# [Work task]
Which lines of the data contain the string "FLYMA"? Show each of them.

# [Data extracts]
=======

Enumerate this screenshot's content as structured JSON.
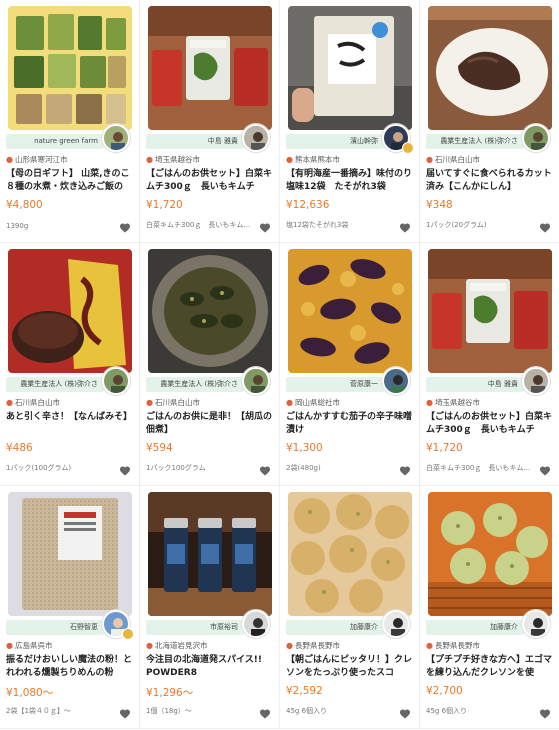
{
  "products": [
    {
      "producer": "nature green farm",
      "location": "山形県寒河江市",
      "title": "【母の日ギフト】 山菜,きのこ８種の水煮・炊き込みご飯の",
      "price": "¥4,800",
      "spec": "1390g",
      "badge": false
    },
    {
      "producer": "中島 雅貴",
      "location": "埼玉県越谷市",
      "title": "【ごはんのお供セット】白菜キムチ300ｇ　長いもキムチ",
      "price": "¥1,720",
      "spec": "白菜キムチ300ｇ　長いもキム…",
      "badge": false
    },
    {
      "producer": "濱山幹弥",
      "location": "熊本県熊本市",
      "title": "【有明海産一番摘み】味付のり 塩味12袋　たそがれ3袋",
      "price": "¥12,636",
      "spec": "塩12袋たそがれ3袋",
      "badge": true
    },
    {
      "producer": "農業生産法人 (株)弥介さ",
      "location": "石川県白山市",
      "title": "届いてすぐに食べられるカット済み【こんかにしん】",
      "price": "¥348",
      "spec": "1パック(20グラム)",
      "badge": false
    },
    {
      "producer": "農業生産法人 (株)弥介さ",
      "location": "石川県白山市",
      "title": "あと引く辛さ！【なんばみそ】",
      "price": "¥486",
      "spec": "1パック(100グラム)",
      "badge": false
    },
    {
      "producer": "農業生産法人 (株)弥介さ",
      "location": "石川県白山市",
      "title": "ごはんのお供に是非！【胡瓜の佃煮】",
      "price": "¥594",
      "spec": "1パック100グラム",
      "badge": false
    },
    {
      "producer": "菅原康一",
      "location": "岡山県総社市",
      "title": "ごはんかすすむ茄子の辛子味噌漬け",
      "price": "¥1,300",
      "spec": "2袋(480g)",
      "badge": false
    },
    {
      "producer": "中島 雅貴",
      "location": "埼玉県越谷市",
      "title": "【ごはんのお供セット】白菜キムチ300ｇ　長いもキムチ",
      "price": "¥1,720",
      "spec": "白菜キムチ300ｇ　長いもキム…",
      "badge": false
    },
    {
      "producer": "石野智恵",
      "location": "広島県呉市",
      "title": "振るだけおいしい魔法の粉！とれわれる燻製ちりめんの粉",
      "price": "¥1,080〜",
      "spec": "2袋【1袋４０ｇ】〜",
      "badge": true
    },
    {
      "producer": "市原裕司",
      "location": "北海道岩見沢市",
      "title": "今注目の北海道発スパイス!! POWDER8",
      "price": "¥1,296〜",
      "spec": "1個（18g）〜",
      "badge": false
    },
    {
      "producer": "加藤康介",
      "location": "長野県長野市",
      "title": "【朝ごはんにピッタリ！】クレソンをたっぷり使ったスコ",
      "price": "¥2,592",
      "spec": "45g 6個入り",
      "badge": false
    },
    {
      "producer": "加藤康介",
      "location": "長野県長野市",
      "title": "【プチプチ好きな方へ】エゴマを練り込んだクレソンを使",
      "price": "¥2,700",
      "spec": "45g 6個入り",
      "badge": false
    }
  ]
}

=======

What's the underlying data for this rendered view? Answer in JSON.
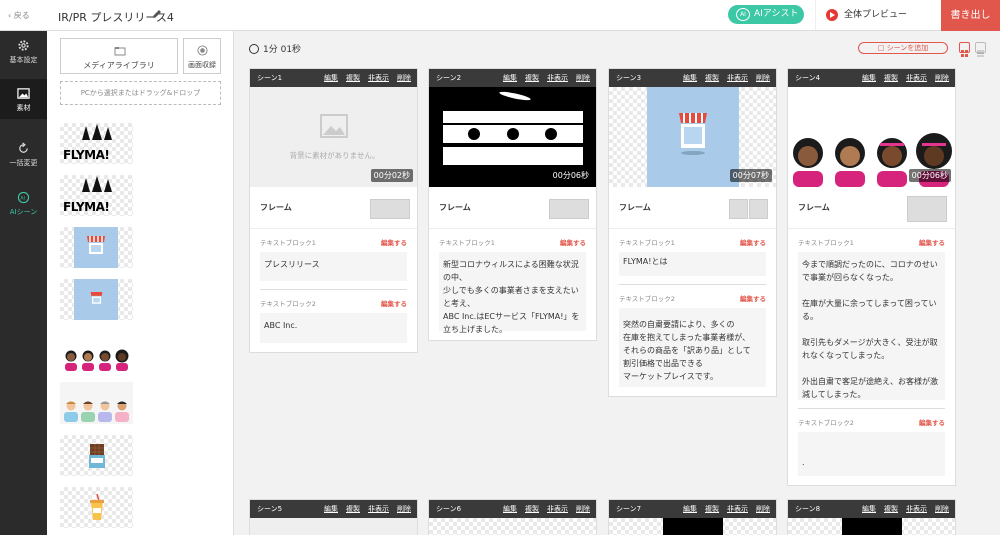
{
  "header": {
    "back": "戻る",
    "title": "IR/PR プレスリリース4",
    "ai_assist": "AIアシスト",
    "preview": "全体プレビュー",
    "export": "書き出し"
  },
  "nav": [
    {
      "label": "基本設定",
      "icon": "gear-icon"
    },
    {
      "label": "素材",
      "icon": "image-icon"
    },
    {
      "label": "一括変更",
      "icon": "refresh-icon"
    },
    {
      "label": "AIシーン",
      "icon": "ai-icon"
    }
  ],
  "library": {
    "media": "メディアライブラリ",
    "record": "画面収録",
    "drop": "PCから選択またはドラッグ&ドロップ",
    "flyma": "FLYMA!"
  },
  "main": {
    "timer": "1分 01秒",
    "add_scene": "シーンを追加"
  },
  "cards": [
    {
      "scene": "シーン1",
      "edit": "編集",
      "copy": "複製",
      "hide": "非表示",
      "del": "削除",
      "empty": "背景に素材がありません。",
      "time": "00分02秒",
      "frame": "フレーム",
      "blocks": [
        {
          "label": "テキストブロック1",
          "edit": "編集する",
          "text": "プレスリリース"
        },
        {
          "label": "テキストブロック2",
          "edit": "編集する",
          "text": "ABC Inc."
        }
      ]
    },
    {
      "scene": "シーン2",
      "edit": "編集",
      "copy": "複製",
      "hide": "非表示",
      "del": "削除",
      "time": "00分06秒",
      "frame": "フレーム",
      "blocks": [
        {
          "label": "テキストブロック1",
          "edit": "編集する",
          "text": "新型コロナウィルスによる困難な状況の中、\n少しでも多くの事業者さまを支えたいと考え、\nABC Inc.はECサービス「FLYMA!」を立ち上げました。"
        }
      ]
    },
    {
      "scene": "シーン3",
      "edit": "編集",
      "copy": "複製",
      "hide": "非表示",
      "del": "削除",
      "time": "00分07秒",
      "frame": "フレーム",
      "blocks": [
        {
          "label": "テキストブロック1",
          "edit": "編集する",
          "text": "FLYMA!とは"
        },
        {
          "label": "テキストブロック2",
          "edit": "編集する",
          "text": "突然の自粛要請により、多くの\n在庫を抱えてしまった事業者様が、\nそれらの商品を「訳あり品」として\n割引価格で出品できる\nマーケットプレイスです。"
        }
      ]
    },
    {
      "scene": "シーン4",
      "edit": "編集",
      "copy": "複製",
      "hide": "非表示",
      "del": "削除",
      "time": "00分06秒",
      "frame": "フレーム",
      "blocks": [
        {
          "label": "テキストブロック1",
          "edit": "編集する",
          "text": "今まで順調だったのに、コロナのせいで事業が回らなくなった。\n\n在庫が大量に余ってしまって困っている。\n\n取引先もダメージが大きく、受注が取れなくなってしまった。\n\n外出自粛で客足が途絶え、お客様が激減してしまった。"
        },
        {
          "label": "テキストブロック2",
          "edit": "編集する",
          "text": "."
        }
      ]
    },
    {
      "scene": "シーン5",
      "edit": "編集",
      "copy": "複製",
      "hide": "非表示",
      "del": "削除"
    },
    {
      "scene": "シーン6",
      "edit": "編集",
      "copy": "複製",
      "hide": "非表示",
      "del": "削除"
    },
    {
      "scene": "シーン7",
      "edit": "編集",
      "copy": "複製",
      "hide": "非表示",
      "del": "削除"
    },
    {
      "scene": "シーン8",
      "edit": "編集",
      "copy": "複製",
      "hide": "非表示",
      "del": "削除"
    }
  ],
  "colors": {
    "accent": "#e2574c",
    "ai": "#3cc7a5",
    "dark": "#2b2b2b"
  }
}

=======

# [Result]
    "flyma": "FLYMA!"
          "text": "新型コロナウィルスによる困難な状況の中、\n少しでも多くの事業者さまを支えたいと考え、\nABC Inc.はECサービス「FLYMA!」を立ち上げました。"
          "text": "FLYMA!とは"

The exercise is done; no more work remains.